[Website and app data records]
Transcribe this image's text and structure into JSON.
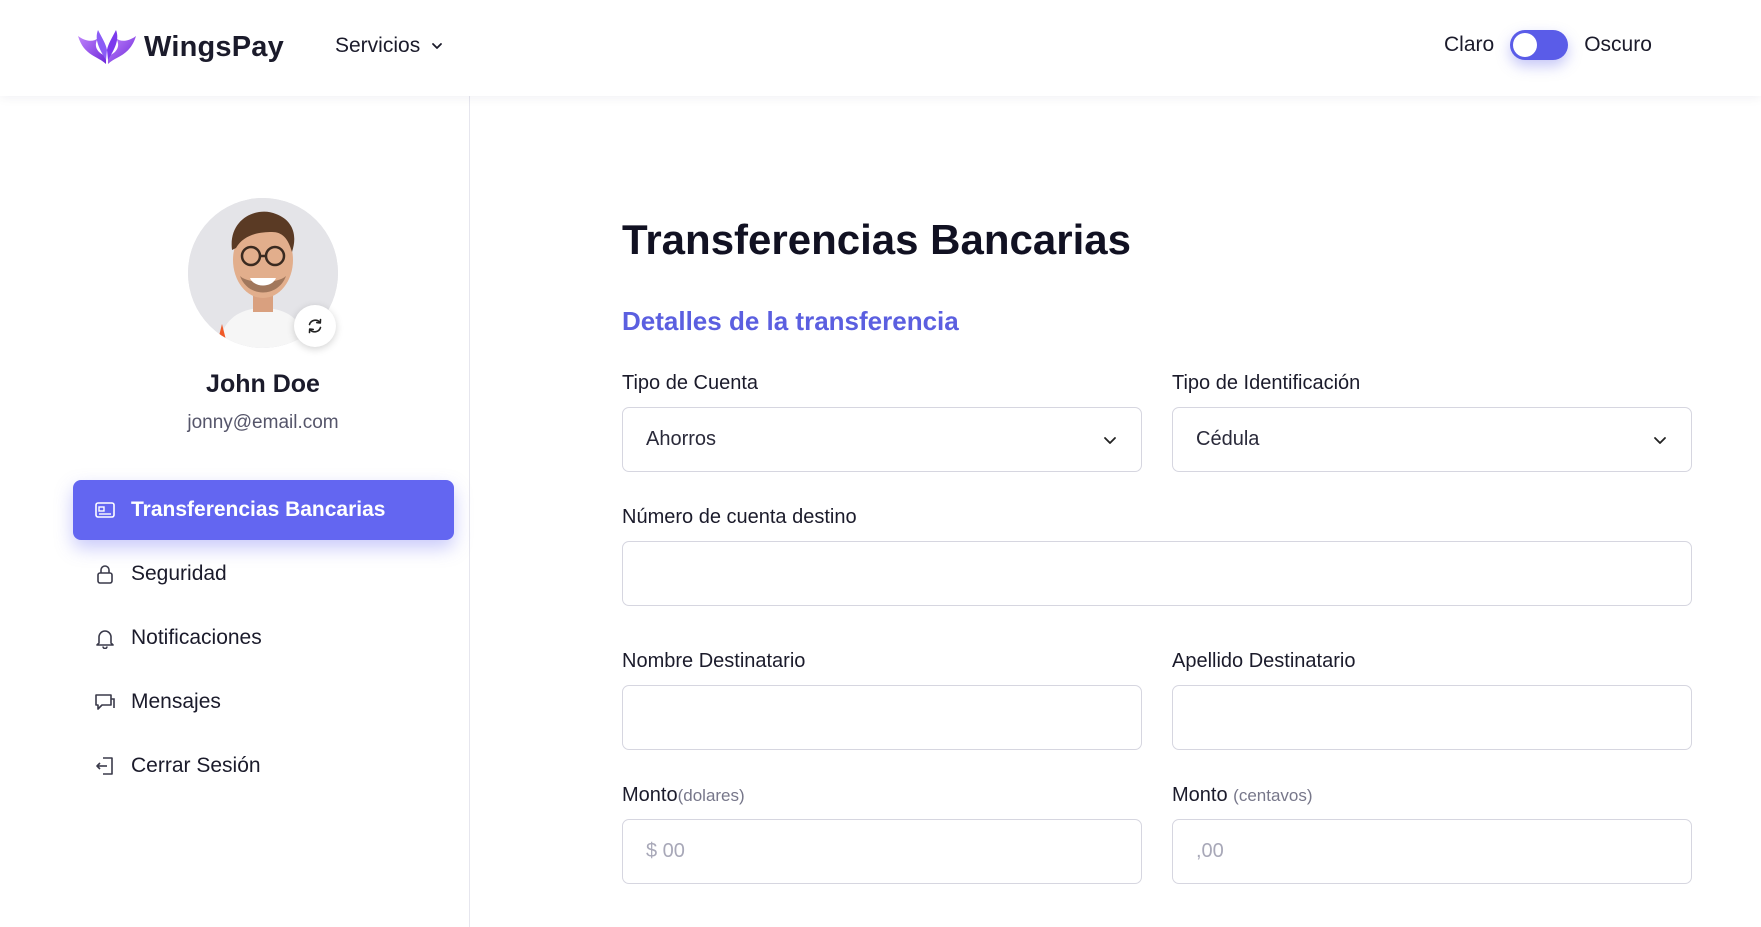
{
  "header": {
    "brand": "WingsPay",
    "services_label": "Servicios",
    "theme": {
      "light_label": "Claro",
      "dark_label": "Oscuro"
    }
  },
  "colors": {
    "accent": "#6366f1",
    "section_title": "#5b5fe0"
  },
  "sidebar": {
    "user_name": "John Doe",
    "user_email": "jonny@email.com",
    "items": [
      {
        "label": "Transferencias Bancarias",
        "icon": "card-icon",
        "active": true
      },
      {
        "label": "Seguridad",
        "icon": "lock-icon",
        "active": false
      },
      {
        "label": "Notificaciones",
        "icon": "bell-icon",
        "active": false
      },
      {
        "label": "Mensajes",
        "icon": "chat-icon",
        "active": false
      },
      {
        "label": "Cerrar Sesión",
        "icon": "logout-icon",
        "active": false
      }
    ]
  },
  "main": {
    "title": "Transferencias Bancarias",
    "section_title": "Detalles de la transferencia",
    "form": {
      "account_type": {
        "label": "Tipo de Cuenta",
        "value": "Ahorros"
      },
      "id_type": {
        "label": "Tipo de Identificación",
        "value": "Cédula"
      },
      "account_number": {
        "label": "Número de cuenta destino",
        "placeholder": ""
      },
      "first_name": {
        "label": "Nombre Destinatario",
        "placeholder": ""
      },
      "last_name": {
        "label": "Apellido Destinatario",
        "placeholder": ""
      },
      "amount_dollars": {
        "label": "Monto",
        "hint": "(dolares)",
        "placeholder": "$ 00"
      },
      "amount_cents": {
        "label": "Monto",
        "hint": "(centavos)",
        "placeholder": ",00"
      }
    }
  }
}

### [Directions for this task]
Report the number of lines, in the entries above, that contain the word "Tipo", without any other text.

### [Solution]
2